- _WHAT TO PRODUCE_: The entries below must be reproduced exactly; their pictures are not part of the copy.

- _DATA EXCERPTS_:
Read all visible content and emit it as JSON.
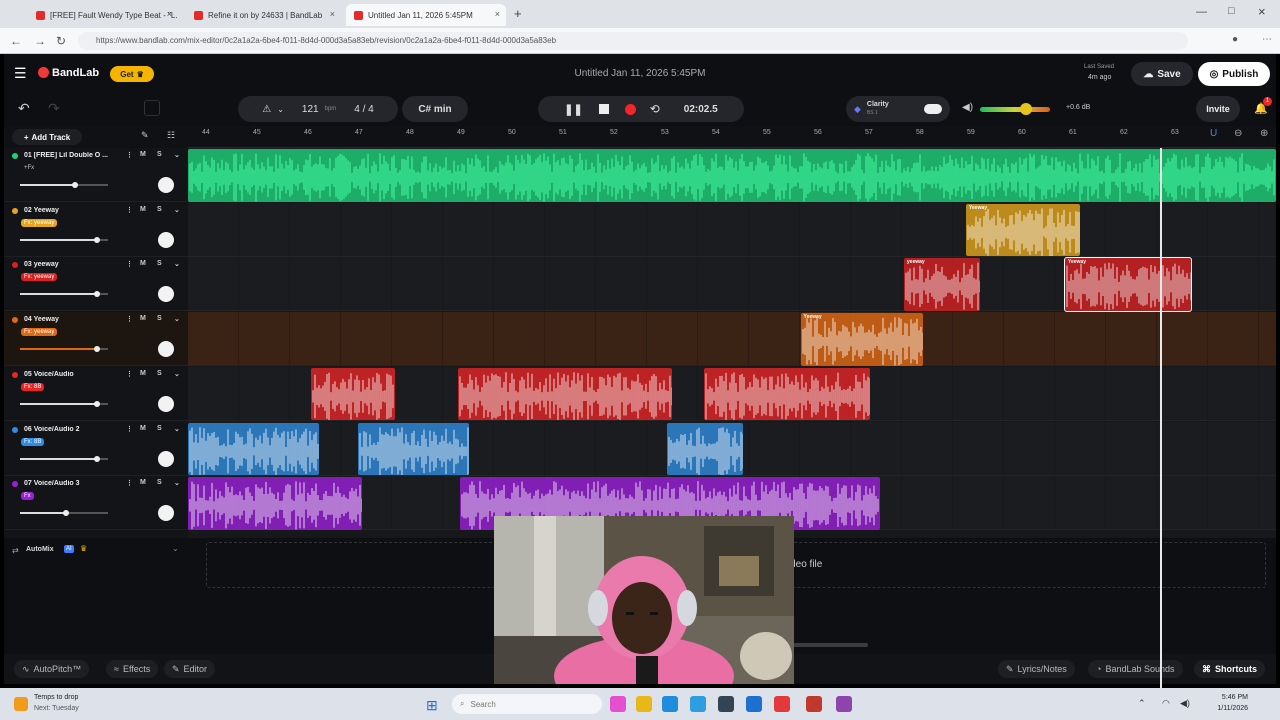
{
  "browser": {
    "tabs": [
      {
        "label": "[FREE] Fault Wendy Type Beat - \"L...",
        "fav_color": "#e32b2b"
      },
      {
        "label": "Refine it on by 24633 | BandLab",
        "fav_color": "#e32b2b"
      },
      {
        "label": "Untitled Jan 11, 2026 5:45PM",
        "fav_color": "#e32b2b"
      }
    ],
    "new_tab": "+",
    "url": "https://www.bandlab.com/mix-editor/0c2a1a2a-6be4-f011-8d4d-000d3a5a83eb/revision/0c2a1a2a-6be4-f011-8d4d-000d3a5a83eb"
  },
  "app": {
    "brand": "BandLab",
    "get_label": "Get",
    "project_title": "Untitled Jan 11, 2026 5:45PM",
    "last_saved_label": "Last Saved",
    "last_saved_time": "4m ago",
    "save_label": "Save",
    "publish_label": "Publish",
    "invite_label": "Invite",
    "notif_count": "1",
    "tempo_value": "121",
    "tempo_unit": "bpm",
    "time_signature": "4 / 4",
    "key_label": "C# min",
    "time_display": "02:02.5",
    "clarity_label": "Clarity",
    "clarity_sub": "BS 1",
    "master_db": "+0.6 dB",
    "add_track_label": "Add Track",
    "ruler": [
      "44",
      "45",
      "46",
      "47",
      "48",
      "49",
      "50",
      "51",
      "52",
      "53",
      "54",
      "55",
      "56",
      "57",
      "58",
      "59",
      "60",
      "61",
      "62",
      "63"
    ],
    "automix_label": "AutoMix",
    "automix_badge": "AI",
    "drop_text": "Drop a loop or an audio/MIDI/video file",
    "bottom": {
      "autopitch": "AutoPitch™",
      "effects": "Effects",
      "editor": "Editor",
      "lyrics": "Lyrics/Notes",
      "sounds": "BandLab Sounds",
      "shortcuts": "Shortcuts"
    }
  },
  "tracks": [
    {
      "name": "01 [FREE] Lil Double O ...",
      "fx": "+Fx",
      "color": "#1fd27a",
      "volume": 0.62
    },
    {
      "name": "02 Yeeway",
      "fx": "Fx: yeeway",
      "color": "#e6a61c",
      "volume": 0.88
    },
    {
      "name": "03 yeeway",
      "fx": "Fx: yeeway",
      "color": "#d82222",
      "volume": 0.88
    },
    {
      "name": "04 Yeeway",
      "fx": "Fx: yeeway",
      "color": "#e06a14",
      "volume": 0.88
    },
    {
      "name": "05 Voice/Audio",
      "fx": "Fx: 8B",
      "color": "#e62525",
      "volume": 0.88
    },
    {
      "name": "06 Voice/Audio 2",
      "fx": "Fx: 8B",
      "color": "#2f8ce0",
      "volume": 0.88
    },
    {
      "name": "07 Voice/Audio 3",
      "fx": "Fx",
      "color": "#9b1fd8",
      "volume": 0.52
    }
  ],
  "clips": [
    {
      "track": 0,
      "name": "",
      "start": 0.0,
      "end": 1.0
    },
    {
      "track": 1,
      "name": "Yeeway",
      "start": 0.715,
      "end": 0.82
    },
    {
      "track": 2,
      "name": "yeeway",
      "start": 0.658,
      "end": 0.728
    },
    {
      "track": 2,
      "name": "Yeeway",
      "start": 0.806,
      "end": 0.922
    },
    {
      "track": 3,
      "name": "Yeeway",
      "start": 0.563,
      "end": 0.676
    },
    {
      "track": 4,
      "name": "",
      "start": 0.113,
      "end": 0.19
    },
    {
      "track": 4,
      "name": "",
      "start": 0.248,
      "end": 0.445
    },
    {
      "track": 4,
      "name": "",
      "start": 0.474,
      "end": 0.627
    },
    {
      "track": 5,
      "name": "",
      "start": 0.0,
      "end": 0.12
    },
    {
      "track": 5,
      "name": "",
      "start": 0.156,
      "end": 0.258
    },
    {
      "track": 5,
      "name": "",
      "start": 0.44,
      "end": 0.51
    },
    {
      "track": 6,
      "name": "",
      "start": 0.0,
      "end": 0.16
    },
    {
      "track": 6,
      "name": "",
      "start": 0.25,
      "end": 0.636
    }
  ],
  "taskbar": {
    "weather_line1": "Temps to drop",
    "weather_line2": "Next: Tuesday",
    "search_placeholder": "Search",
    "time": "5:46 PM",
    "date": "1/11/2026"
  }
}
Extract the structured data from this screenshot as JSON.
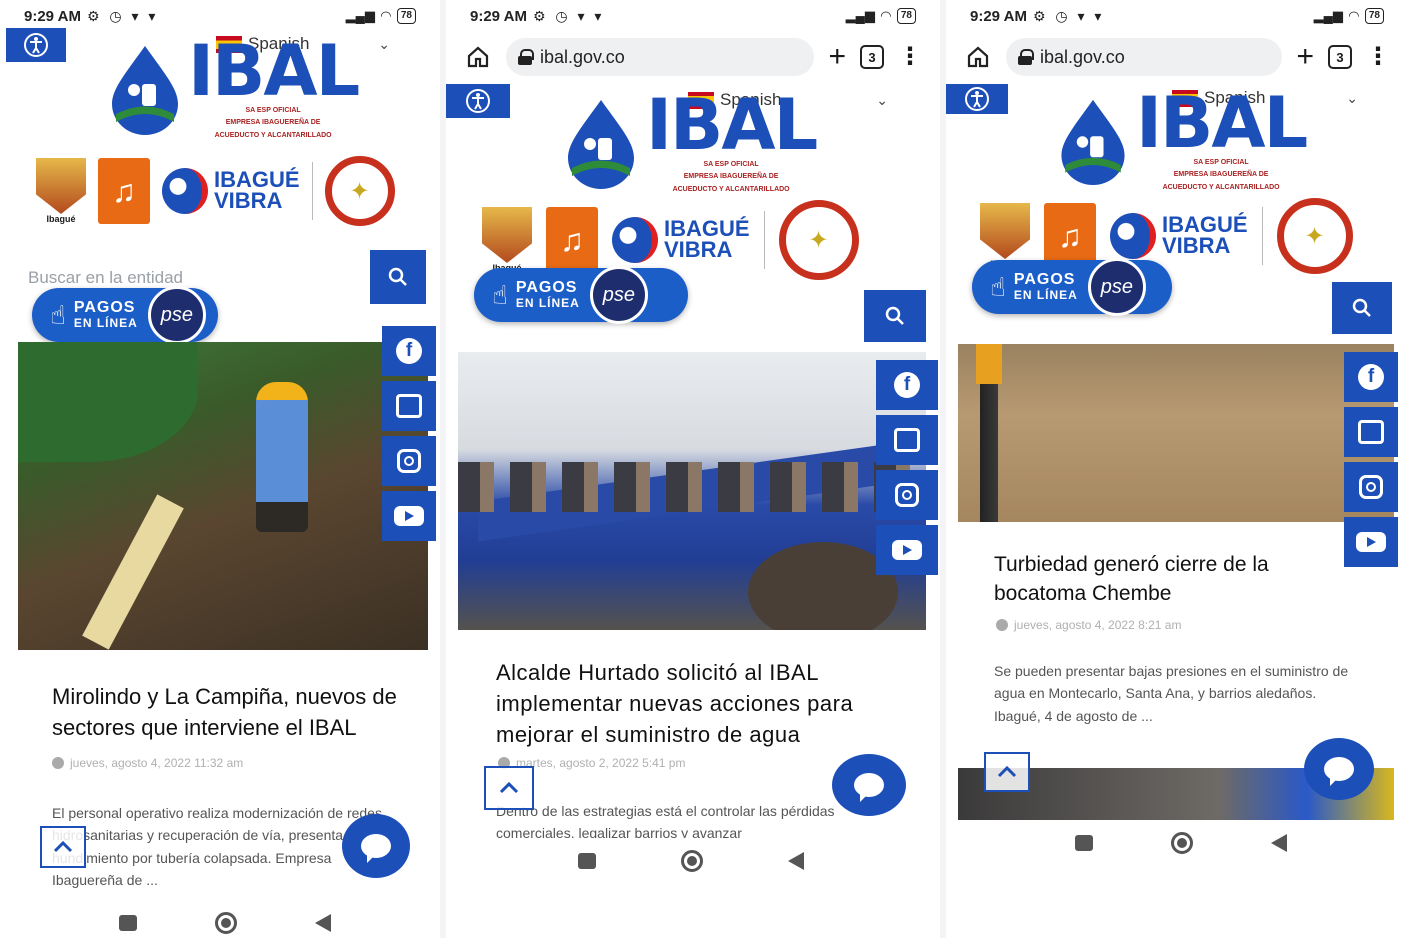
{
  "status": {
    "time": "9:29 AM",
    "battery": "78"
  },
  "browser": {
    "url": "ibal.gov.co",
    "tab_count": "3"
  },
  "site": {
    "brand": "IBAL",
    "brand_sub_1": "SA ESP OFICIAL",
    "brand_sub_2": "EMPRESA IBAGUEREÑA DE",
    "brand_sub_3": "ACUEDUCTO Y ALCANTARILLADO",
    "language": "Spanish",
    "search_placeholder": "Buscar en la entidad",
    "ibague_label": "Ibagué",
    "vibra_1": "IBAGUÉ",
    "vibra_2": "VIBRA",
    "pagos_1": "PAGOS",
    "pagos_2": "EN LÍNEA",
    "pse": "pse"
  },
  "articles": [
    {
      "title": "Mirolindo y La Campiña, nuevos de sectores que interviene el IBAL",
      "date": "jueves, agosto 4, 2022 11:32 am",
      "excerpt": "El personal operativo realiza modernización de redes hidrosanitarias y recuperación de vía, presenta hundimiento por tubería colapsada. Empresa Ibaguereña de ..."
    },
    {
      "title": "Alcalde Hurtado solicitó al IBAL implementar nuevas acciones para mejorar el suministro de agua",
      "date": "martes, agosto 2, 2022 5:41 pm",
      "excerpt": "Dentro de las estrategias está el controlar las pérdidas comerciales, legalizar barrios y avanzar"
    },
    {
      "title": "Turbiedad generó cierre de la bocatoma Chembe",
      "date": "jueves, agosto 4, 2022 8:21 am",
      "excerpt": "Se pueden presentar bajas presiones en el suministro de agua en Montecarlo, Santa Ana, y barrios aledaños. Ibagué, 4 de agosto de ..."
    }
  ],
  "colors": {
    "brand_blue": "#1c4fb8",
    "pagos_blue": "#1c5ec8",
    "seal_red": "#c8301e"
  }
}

- _ANSWER BELOW_:
Read all visible content and emit it as JSON.
{
  "browser": {
    "tabs": [
      {
        "label": "[FREE] Fault Wendy Type Beat - \"L...",
        "fav_color": "#e32b2b"
      },
      {
        "label": "Refine it on by 24633 | BandLab",
        "fav_color": "#e32b2b"
      },
      {
        "label": "Untitled Jan 11, 2026 5:45PM",
        "fav_color": "#e32b2b"
      }
    ],
    "new_tab": "+",
    "url": "https://www.bandlab.com/mix-editor/0c2a1a2a-6be4-f011-8d4d-000d3a5a83eb/revision/0c2a1a2a-6be4-f011-8d4d-000d3a5a83eb"
  },
  "app": {
    "brand": "BandLab",
    "get_label": "Get",
    "project_title": "Untitled Jan 11, 2026 5:45PM",
    "last_saved_label": "Last Saved",
    "last_saved_time": "4m ago",
    "save_label": "Save",
    "publish_label": "Publish",
    "invite_label": "Invite",
    "notif_count": "1",
    "tempo_value": "121",
    "tempo_unit": "bpm",
    "time_signature": "4 / 4",
    "key_label": "C# min",
    "time_display": "02:02.5",
    "clarity_label": "Clarity",
    "clarity_sub": "BS 1",
    "master_db": "+0.6 dB",
    "add_track_label": "Add Track",
    "ruler": [
      "44",
      "45",
      "46",
      "47",
      "48",
      "49",
      "50",
      "51",
      "52",
      "53",
      "54",
      "55",
      "56",
      "57",
      "58",
      "59",
      "60",
      "61",
      "62",
      "63"
    ],
    "automix_label": "AutoMix",
    "automix_badge": "AI",
    "drop_text": "Drop a loop or an audio/MIDI/video file",
    "bottom": {
      "autopitch": "AutoPitch™",
      "effects": "Effects",
      "editor": "Editor",
      "lyrics": "Lyrics/Notes",
      "sounds": "BandLab Sounds",
      "shortcuts": "Shortcuts"
    }
  },
  "tracks": [
    {
      "name": "01 [FREE] Lil Double O ...",
      "fx": "+Fx",
      "color": "#1fd27a",
      "volume": 0.62
    },
    {
      "name": "02 Yeeway",
      "fx": "Fx: yeeway",
      "color": "#e6a61c",
      "volume": 0.88
    },
    {
      "name": "03 yeeway",
      "fx": "Fx: yeeway",
      "color": "#d82222",
      "volume": 0.88
    },
    {
      "name": "04 Yeeway",
      "fx": "Fx: yeeway",
      "color": "#e06a14",
      "volume": 0.88
    },
    {
      "name": "05 Voice/Audio",
      "fx": "Fx: 8B",
      "color": "#e62525",
      "volume": 0.88
    },
    {
      "name": "06 Voice/Audio 2",
      "fx": "Fx: 8B",
      "color": "#2f8ce0",
      "volume": 0.88
    },
    {
      "name": "07 Voice/Audio 3",
      "fx": "Fx",
      "color": "#9b1fd8",
      "volume": 0.52
    }
  ],
  "clips": [
    {
      "track": 0,
      "name": "",
      "start": 0.0,
      "end": 1.0
    },
    {
      "track": 1,
      "name": "Yeeway",
      "start": 0.715,
      "end": 0.82
    },
    {
      "track": 2,
      "name": "yeeway",
      "start": 0.658,
      "end": 0.728
    },
    {
      "track": 2,
      "name": "Yeeway",
      "start": 0.806,
      "end": 0.922
    },
    {
      "track": 3,
      "name": "Yeeway",
      "start": 0.563,
      "end": 0.676
    },
    {
      "track": 4,
      "name": "",
      "start": 0.113,
      "end": 0.19
    },
    {
      "track": 4,
      "name": "",
      "start": 0.248,
      "end": 0.445
    },
    {
      "track": 4,
      "name": "",
      "start": 0.474,
      "end": 0.627
    },
    {
      "track": 5,
      "name": "",
      "start": 0.0,
      "end": 0.12
    },
    {
      "track": 5,
      "name": "",
      "start": 0.156,
      "end": 0.258
    },
    {
      "track": 5,
      "name": "",
      "start": 0.44,
      "end": 0.51
    },
    {
      "track": 6,
      "name": "",
      "start": 0.0,
      "end": 0.16
    },
    {
      "track": 6,
      "name": "",
      "start": 0.25,
      "end": 0.636
    }
  ],
  "taskbar": {
    "weather_line1": "Temps to drop",
    "weather_line2": "Next: Tuesday",
    "search_placeholder": "Search",
    "time": "5:46 PM",
    "date": "1/11/2026"
  }
}
Extract the structured data from this screenshot as JSON.
{
  "status": {
    "time": "9:29 AM",
    "battery": "78"
  },
  "browser": {
    "url": "ibal.gov.co",
    "tab_count": "3"
  },
  "site": {
    "brand": "IBAL",
    "brand_sub_1": "SA ESP OFICIAL",
    "brand_sub_2": "EMPRESA IBAGUEREÑA DE",
    "brand_sub_3": "ACUEDUCTO Y ALCANTARILLADO",
    "language": "Spanish",
    "search_placeholder": "Buscar en la entidad",
    "ibague_label": "Ibagué",
    "vibra_1": "IBAGUÉ",
    "vibra_2": "VIBRA",
    "pagos_1": "PAGOS",
    "pagos_2": "EN LÍNEA",
    "pse": "pse"
  },
  "articles": [
    {
      "title": "Mirolindo y La Campiña, nuevos de sectores que interviene el IBAL",
      "date": "jueves, agosto 4, 2022 11:32 am",
      "excerpt": "El personal operativo realiza modernización de redes hidrosanitarias y recuperación de vía, presenta hundimiento por tubería colapsada. Empresa Ibaguereña de ..."
    },
    {
      "title": "Alcalde Hurtado solicitó al IBAL implementar nuevas acciones para mejorar el suministro de agua",
      "date": "martes, agosto 2, 2022 5:41 pm",
      "excerpt": "Dentro de las estrategias está el controlar las pérdidas comerciales, legalizar barrios y avanzar"
    },
    {
      "title": "Turbiedad generó cierre de la bocatoma Chembe",
      "date": "jueves, agosto 4, 2022 8:21 am",
      "excerpt": "Se pueden presentar bajas presiones en el suministro de agua en Montecarlo, Santa Ana, y barrios aledaños. Ibagué, 4 de agosto de ..."
    }
  ],
  "colors": {
    "brand_blue": "#1c4fb8",
    "pagos_blue": "#1c5ec8",
    "seal_red": "#c8301e"
  }
}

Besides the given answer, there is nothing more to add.